Chevrolet Volt Unveiled, As GM Turns 100

By · September 16, 2008

The Chevrolet Volt is undoubtedly the most popular car in the world that doesn’t yet exist. From the January 2007 unveiling of the concept through last week’s “leaked” photos of the production version, it routinely draws huge traffic and passionate comments to any website.

So we felt we had to comment on this morning’s official unveiling of the production Volt. At 8:30 am Eastern time, General Motors kicked off its 100th birthday celebration with a live global webcast on its dedicated anniversary website, GMnext.com (you can watch the video there).

It’s not that the Volt isn’t important. Its mission is nothing less than to “lead the reinvention of the automobile,” to quote GM’s chairman & CEO Rick Wagoner. It must rescue GM’s battered image among North American buyers, and leapfrog Toyota’s 10-year lead in hybrid production. That lead cost Toyota countless billions to earn—billions that GM doesn’t have right now.
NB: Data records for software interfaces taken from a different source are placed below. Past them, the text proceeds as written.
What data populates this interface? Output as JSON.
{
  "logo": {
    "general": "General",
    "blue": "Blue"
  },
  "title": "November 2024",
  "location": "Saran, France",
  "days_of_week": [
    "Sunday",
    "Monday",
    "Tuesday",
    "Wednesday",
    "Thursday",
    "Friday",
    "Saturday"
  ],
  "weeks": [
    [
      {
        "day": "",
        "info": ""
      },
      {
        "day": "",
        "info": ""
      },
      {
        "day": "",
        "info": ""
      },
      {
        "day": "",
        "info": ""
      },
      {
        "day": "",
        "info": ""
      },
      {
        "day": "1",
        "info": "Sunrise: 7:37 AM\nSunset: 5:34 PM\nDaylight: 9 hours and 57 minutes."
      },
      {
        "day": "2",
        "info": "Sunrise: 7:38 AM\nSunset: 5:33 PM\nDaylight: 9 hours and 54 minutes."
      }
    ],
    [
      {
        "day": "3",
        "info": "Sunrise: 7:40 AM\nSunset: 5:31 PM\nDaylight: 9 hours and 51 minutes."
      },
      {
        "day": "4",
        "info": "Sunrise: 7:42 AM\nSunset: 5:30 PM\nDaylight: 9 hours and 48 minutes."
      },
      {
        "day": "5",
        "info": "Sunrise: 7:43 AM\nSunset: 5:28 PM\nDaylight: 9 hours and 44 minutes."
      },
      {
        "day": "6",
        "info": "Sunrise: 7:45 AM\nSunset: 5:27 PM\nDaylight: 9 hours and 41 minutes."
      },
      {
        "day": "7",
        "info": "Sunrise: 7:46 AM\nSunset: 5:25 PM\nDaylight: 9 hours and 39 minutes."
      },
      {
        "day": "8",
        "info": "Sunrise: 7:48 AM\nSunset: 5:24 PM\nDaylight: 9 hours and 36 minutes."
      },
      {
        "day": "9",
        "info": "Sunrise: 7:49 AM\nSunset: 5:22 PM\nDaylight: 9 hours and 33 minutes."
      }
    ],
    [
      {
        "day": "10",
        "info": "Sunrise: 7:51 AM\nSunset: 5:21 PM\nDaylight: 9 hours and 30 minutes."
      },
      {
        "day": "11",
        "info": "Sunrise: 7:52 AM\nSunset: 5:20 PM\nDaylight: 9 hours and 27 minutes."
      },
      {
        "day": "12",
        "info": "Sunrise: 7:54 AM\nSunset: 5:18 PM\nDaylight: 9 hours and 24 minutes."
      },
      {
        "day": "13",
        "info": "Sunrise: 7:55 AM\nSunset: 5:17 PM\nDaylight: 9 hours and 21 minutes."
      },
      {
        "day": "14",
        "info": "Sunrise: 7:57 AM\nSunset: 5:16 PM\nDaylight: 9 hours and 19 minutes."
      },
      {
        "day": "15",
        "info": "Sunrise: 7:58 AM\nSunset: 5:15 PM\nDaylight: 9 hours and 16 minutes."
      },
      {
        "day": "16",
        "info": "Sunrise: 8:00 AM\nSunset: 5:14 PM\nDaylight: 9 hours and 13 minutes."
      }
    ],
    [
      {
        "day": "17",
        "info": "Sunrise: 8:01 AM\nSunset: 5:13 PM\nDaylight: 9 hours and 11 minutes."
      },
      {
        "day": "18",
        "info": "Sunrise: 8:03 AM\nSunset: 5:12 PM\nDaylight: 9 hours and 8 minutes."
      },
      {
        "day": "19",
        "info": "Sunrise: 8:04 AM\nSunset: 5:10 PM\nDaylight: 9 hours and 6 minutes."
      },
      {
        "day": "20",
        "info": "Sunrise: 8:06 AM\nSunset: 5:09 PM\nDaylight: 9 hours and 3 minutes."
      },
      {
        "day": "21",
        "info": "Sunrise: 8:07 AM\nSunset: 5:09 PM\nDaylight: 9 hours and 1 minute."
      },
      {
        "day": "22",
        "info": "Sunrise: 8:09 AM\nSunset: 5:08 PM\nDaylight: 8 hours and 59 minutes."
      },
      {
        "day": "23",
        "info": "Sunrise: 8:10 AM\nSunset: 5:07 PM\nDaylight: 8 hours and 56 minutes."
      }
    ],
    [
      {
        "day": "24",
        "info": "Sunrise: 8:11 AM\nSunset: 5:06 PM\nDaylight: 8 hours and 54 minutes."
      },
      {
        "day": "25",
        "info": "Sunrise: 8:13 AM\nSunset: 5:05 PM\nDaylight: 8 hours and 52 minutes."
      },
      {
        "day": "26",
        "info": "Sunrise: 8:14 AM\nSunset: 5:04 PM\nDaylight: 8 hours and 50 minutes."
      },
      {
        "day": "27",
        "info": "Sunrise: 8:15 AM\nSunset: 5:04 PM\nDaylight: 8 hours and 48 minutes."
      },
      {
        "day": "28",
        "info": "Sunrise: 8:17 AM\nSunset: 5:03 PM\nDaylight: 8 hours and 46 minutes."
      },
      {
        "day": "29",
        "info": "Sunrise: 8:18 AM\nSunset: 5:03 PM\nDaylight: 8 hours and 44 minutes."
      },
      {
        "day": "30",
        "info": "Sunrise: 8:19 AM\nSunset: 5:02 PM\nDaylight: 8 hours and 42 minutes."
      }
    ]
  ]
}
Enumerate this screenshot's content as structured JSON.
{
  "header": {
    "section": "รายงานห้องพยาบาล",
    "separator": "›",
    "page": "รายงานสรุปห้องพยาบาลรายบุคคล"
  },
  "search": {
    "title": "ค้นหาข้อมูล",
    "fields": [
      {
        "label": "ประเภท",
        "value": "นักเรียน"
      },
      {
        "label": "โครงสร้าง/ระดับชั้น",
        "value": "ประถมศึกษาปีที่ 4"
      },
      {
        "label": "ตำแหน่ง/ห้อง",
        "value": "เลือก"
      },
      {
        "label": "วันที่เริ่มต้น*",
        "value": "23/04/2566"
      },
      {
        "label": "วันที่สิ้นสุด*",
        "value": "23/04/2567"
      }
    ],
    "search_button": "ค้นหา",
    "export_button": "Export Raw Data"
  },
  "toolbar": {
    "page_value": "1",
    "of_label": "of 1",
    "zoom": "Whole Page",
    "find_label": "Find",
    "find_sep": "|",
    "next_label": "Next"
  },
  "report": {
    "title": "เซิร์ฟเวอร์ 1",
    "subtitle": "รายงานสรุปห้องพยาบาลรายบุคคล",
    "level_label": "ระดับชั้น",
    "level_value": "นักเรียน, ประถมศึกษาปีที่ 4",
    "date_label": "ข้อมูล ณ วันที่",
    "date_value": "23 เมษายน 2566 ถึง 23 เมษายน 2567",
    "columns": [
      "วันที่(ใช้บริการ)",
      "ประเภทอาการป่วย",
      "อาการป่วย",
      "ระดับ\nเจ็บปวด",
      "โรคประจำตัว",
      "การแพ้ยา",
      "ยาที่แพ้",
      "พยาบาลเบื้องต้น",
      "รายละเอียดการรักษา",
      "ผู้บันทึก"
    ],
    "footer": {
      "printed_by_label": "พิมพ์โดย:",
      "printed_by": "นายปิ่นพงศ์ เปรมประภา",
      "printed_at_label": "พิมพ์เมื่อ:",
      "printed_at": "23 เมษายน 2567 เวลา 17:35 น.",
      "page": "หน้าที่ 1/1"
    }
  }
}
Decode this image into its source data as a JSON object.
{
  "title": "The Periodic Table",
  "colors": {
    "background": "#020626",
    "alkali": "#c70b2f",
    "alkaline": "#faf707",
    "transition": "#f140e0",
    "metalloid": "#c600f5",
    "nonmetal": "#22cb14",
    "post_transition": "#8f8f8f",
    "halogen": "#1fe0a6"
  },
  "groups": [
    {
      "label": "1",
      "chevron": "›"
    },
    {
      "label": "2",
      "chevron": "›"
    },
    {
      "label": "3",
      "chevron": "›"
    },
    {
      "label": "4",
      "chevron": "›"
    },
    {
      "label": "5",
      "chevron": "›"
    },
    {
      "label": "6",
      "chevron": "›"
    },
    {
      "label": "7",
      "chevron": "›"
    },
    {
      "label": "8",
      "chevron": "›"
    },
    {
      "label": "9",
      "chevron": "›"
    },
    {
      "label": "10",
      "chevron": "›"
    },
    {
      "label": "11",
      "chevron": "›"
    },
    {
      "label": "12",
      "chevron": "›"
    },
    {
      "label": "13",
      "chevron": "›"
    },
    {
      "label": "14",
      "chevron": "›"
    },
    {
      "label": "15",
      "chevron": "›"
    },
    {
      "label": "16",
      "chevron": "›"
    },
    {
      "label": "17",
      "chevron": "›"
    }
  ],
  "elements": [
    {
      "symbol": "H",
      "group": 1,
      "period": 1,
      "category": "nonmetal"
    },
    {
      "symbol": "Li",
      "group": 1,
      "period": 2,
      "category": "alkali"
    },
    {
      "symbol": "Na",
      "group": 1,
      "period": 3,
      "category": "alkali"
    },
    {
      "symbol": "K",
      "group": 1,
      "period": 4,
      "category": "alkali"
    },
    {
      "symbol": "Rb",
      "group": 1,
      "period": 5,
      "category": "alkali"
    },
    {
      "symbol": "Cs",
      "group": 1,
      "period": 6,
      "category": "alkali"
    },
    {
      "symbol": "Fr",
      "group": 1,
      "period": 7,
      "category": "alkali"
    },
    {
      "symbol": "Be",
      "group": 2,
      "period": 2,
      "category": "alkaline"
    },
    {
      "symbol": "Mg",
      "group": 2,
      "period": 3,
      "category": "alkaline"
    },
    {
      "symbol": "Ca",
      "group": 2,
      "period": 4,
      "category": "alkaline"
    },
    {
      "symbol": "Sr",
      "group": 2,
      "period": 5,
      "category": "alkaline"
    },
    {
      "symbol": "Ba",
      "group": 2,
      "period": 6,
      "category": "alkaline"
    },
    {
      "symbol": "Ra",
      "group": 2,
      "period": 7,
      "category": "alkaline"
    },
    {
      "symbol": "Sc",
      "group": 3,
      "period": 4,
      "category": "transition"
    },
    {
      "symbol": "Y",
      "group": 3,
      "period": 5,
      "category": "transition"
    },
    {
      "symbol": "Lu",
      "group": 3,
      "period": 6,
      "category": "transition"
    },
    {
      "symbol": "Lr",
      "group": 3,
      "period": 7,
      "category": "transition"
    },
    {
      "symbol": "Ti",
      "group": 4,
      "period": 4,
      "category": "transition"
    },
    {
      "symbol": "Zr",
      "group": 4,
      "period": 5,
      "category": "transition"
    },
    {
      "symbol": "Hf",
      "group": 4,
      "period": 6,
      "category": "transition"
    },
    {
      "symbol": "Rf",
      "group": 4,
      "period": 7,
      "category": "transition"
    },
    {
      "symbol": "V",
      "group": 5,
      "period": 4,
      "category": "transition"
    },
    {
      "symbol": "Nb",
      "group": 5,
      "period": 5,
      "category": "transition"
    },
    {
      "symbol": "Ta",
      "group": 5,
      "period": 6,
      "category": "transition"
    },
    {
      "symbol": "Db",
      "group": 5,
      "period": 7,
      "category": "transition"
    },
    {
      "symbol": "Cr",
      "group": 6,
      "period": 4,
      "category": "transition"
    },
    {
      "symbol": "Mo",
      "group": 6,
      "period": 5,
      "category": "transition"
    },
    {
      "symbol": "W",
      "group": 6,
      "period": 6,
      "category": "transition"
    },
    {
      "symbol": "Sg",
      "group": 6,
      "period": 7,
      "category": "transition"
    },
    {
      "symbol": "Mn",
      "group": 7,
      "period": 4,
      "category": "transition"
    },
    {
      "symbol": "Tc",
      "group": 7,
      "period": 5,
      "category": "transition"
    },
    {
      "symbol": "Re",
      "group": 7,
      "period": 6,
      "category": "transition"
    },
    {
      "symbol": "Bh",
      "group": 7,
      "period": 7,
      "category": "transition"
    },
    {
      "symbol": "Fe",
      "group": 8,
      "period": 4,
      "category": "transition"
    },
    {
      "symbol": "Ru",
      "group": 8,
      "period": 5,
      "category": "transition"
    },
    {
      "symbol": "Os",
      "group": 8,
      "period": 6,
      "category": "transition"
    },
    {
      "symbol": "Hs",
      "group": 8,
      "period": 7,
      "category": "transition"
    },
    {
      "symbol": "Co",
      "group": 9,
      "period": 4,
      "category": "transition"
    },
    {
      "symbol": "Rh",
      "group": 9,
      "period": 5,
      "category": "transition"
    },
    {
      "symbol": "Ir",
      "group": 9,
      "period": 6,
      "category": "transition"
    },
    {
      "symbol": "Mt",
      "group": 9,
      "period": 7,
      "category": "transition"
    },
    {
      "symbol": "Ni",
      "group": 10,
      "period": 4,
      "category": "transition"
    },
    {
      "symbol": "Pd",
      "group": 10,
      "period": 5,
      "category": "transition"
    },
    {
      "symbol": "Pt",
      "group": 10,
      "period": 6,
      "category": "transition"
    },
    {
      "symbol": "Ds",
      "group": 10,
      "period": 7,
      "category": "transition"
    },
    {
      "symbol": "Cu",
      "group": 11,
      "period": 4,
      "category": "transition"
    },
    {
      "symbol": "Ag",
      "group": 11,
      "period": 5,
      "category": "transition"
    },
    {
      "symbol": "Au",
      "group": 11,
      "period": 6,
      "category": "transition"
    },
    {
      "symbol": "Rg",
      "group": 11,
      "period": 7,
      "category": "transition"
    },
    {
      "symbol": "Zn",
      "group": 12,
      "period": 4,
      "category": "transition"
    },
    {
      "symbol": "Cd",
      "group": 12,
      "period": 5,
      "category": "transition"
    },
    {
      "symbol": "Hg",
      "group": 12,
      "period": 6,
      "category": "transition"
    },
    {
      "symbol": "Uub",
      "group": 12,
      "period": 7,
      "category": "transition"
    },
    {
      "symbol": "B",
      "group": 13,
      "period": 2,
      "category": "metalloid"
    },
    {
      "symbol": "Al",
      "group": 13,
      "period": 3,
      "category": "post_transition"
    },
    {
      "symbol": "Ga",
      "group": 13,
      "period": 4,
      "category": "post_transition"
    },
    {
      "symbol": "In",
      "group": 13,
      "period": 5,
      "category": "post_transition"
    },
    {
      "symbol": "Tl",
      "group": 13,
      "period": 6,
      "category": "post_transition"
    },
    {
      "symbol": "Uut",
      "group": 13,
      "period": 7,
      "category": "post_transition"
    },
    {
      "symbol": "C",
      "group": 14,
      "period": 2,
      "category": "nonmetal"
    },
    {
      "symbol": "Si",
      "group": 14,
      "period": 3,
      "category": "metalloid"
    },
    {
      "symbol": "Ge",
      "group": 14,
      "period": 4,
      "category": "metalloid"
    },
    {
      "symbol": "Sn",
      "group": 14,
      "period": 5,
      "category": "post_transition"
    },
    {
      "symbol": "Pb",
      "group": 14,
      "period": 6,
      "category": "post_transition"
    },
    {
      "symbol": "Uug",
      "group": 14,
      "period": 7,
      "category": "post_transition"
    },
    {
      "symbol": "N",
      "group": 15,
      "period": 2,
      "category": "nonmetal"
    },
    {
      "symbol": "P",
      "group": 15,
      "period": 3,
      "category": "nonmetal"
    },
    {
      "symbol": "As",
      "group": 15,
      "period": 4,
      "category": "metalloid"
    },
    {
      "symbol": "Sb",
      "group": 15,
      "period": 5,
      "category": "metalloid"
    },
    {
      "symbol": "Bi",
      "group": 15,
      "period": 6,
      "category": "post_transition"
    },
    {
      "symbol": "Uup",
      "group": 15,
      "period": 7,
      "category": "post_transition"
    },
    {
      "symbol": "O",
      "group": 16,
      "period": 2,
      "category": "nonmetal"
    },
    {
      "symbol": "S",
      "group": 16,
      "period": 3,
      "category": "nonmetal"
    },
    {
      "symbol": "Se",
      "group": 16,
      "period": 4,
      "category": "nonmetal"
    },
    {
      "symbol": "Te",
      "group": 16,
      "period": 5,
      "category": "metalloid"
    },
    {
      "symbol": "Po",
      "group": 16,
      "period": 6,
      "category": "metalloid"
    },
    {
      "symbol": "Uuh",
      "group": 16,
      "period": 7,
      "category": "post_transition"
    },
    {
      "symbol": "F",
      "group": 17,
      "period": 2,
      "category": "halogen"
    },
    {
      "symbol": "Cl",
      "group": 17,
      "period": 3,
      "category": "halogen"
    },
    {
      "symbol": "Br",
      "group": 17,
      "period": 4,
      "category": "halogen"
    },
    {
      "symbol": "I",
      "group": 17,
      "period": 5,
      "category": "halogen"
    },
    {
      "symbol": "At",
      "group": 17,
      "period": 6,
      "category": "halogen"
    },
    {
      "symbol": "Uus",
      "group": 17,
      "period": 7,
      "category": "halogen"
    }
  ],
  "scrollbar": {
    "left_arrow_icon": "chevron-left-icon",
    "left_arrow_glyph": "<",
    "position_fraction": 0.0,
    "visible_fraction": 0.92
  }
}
Assuming the Volt goes on sale in November 2010—lately GM has spent much less time qualifying that goal with, “If the batteries are ready”—it will be the world’s first production series hybrid. GM calls it an extended-range electric vehicle, or E-REV. That means it will run up to 40 miles on electricity from a 400-pound, 16-kWh lithium ion battery pack that powers a 150-hp electric motor driving the front wheels. Two-thirds of Americans drive less than 40 miles a day, so if they plug in the car to recharge it every night, they may never use any gasoline. GM quotes a cost of just 80 cents for that 40-mile recharge.

But 40 miles isn’t enough to make a car practical, so the Volt also carries a 1.4-liter flex-fuel engine. Crucially, that engine doesn’t drive the wheels—it only kicks in to power a generator that recharges the battery enough to give the car another 300 miles of range. That range comes from an 8-gallon gas tank, mind you, so when the engine is running, the car gets close to 40 miles per gallon—showing just how efficient electric cars are.

Back to the GM Hoopla

The first mention of the Volt came 25 minutes into the show, which included live feeds from around the world—Germany, Canada, Mexico, Australia, Korea, China, India, Dubai, South Africa, and Brazil.

GM product czar Bob Lutz called design and styling the “one big differentiator left” as every brand improves quality, offers good handling, excellent packaging, and so forth. He talked about bringing designers into the process at the earliest stages to help conceive cars, rather than just asking them to “skin” products that had already been engineered. But he acknowledged that the Volt design team’s assignment was a little different, requiring above all “superb aerodynamics to ensure efficiency.”

The Volt itself didn’t make its appearance until the very end of the hour-long event. It was the finale to a wide-ranging presentation that hammed home GM’s message: It’s a global company with designers and engineers around the world. Before revealing the car, CEO Wagoner called this “the most exciting time in GM’s history,” saying the Volt “symbolizes GM’s commitment to the future.”

The actual unveiling seemed almost anti-climactic. A curtain pulled back, Bob Lutz slowly drove the car out onto a turntable, the crowd applauded—and that was it.

So now we know what it looks like without executives standing in front of it. We have 26 months left until cars appear at Chevrolet dealers—we hope—but if there’s one certainty, it’s that you’ll see way, way more Volt publicity between now and then. Stay tuned.

New to EVs? Start here

  1. Seven Things To Know About Buying a Plug-In Car
    A few simple tips before you visit the dealership.
  2. Incentives for Plug-in Hybrids and Electric Cars
    Take advantage of credits and rebates to reduce EV costs.
  3. Buying Your First Home EV Charger
    You'll want a home charger. Here's how to buy the right one.